Next we ripped out the vinyl pool liner. Most of it was rotten and could be torn off by hand. We'd been warned when we bought the house that the liner needed replacing. Did it ever. The bottom of the pool was sand. So we didn't have to break up a concrete shell for good drainage. So far, all good luck.

An angle-grinder wizard cut down the pool fence for us. The cost: $140. The fence bits were thrown into the pool. Which brings us to the next photo, where you can admire the progress. As you can see, the now-exposed metal sides of the pool weren't in reassuring condition. So what? Soon they'd be out of sight.

pool no liner with fence in bottom
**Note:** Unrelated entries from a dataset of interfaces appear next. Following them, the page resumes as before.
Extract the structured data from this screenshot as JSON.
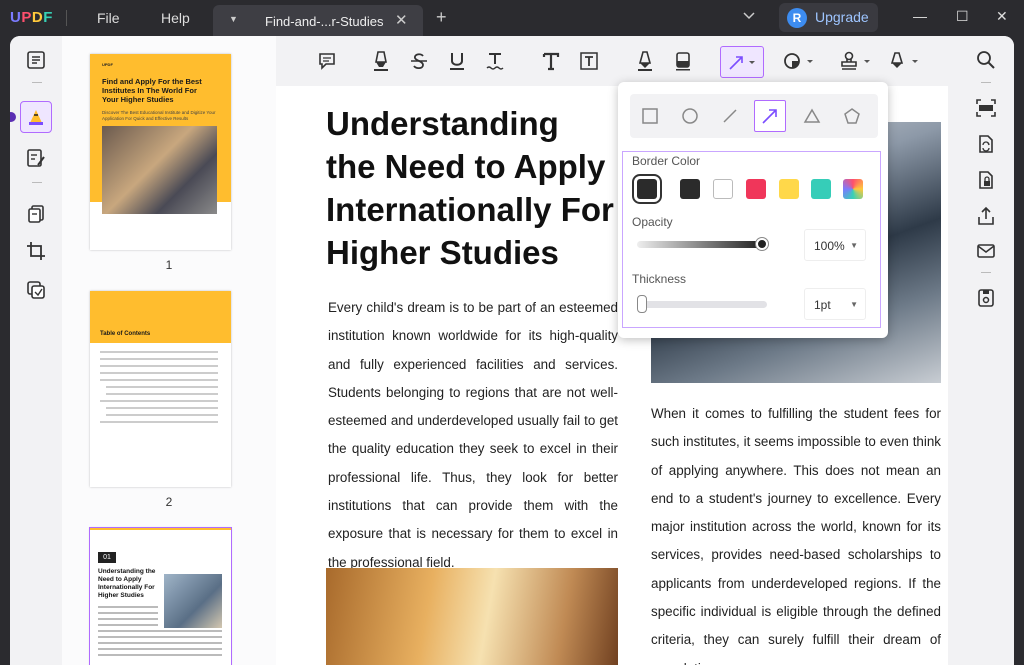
{
  "titlebar": {
    "logo": {
      "u": "U",
      "p": "P",
      "d": "D",
      "f": "F"
    },
    "menu_file": "File",
    "menu_help": "Help",
    "tab_name": "Find-and-...r-Studies",
    "tab_close": "✕",
    "new_tab": "+",
    "upgrade_avatar": "R",
    "upgrade_label": "Upgrade",
    "minimize": "—",
    "maximize": "☐",
    "close": "✕"
  },
  "thumbnails": {
    "page1_number": "1",
    "page2_number": "2",
    "page1_title": "Find and Apply For the Best Institutes In The World For Your Higher Studies",
    "page1_subtitle": "Discover The Best Educational Institute and Digitize Your Application For Quick and Effective Results",
    "page2_heading": "Table of Contents",
    "page3_badge": "01",
    "page3_title": "Understanding the Need to Apply Internationally For Higher Studies"
  },
  "document": {
    "title": "Understanding the Need to Apply Internationally For Higher Studies",
    "title_lines": [
      "Understanding",
      "the Need to Apply",
      "Internationally For",
      "Higher Studies"
    ],
    "left_paragraph": "Every child's dream is to be part of an esteemed institution known worldwide for its high-quality and fully experienced facilities and services. Students belonging to regions that are not well-esteemed and underdeveloped usually fail to get the quality education they seek to excel in their professional life. Thus, they look for better institutions that can provide them with the exposure that is necessary for them to excel in the professional field.",
    "right_paragraph": "When it comes to fulfilling the student fees for such institutes, it seems impossible to even think of applying anywhere. This does not mean an end to a student's journey to excellence. Every major institution across the world, known for its services, provides need-based scholarships to applicants from underdeveloped regions. If the specific individual is eligible through the defined criteria, they can surely fulfill their dream of completing"
  },
  "shape_popup": {
    "border_color_label": "Border Color",
    "opacity_label": "Opacity",
    "opacity_value": "100%",
    "opacity_level": 1.0,
    "thickness_label": "Thickness",
    "thickness_value": "1pt",
    "swatch_colors": [
      "#2b2b2b",
      "#2b2b2b",
      "#ffffff",
      "#f0365a",
      "#ffd84a",
      "#36cdb8",
      "gradient"
    ],
    "selected_shape": "arrow",
    "shapes": [
      "rectangle-icon",
      "circle-icon",
      "line-icon",
      "arrow-icon",
      "triangle-icon",
      "pentagon-icon"
    ]
  },
  "colors": {
    "accent": "#b06bff",
    "yellow": "#ffbd2e"
  }
}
Now we were ready for the heavy lifting. We asked a local earthworks contractor (Nick Kenworthy from Darlington) to check out the Pit of Doom. He suggested starting with a load or two of clean sand. It would filter down through the metal junk at the bottom.

Here's the first 25-tonne pile of sand. And in case you notice and wonder: we'd heaved some more scrap metal into the pool. It came from a sorry-looking shed that we'd also taken down.

sand dumped into empty swimming pool

Elementary calculations from the volume of the pool convinced us we'd need about 100 tonnes of fill. But instead of rashly assuming things would work out as expected, we started with 75 tonnes. In the next photo there are two loads of sand (50 tonnes) and behind that, Nick is tipping 25 tonnes of builder's fill that he offered us free.

sand and builders fill to go into pool

Here's Nick in his bobcat, shoving in the 75-tonne mixture...

bobcat starting to fill pool

And on the pool deck, tidying up the sides.

bobcat working filling swimming pool 

The 75 tonnes weren't enough, as the next photo makes plain. We weren't surprised. Another 25 tonnes looked about right, which was what we'd calculated at the start.

bobcat in swimming pool filling it in 

Nick tipped in the last 25 tonnes. Another load of builder's fill. It was smoothed out and that was the end of the heavy work. You can see the result in the final photo.

Our next step will be the lighter job of spreading rich earth on top and starting a garden.

The cost, including cutting down the fence, sand, and bobcat time, was $1020. Bear in mind that half of the 100 tonnes of fill was free, because Nick was glad to get rid of it.

filled in swimming pool